Monday, March 17, 2014

Laura and Emily Go to Comic Con

Emily and I with Tiny Batman

I suppose I should update all of you about Indianapolis Comic Con, which was the whole reason I made the Marauder's Map shirt in the first place. It experience.

Let me preface this by saying, I have no idea what a con is supposed to be like. I had never been to one before, nor had I spoken in depth with anyone who had. All I knew was that it was a kind of nerdy nirvana, a place where fandoms collide, and that it might be okay to be very excited about Harry Potter, the Avengers, and Welcome to Night Vale there. That assumption was correct.

The con also was incredibly, incredibly crowded. When my friend Emily and I arrived, we discovered hordes of people, some of them dressed normally, some of them looking as if they had raided the shelves of the local Hot Topic (perhaps for a costume, perhaps for everyday wear--we could not tell), and a select few appearing as though they had put the kind of work into their costumes that put me (and the 20+ hours I slaved over the Marauder's Map shirt) to shame. Others were the "cosplay girls" who horrify Jennifer and I, who wear the most revealing, trashy outfits possible in order to be slutty in public without being accused of selling anything. There were lots of grown men and women dressed as My Little Ponies. The Brother said it was more socially acceptable for women to dress as My Little Ponies than for men. I beg to differ.

Some of those costumes were amazing. The Indianapolis Star was there taking pictures. You should really take a look. Someone came as a Big Daddy from Bioshock, and his costume was so have to see it.

But more than anything, there were people. So. Many. People.

I later discovered that the reason for this was that the convention center could, in the area the con was being held, hold 6,000 people comfortably. The people planning the con expected 10,000 over the entire weekend. On Saturday, there were 15,000 people who bought tickets. This is not counting the people who showed up and did not buy tickets, including the many, many people who waited in line for hours and were turned away at the door because the room was too full for more people to come in. I'm sure there were well over 15,000 people there. It was...uncomfortable. The entire thing had sold out by 3:00 PM, which was just after we'd left due to the insane crowds.

Emily and I with stormtroopers from Star Wars Indiana
Imagine footage of a festival, or New Year's Eve in Time's Square, or that awesome colored chalk festival in Asia, or maybe a subway during rush hour. Add about a thousand people. Maybe 2000. Then you have what it was like at Indianapolis Comic Con. When I walked into that room, I was not claustrophobic. When I left, that had changed. If one person had panicked in that convention center, we would have all been trampled to death. If there had been a fire--let's not think about what would have happened then.

But the whole experience was so different and new, I would not have traded it. I would have just shown up very early, preferably with a large security escort. I'm wondering if the whole thing will take over the convention center completely next year, so that there will be plenty of space. I hope.
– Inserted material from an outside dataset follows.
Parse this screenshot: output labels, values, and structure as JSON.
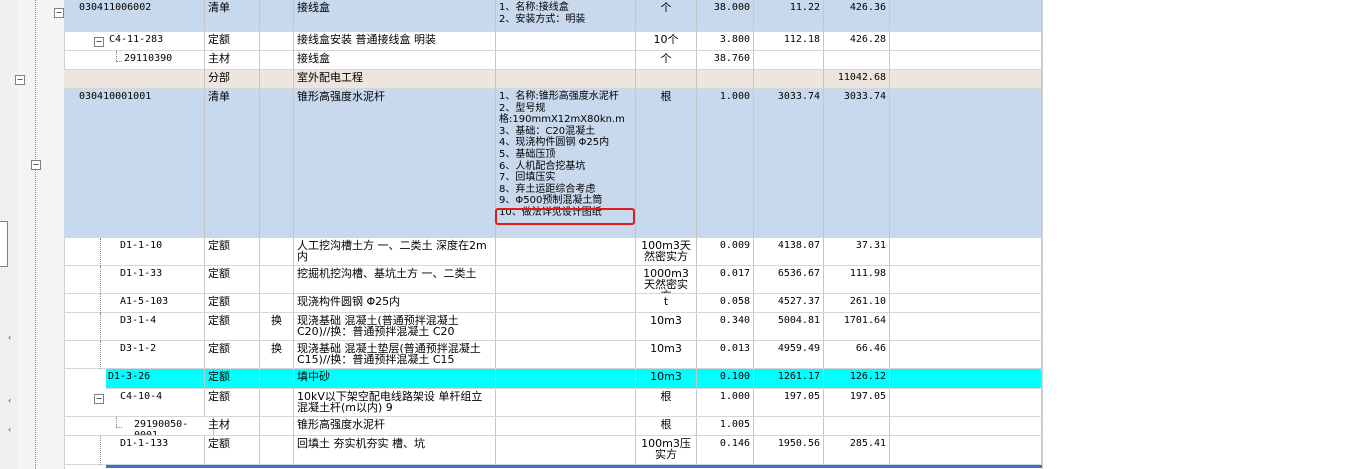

I found, overall, most of the exhibits were genuinely dedicated to comics and only comics. I had expected more of a range. There was one booth that had costume supplies for cosplay, but that was all we saw that wasn't comics and prints of comic book art. Have any of you been to a comic con before? Is it normal for the exhibitors to only be comics?


  1. I forgot to tell you that Brandon's friend Kristen was there selling her stuff, which includes My Little Pony hats.

    1. I was wondering if she was there somewhere!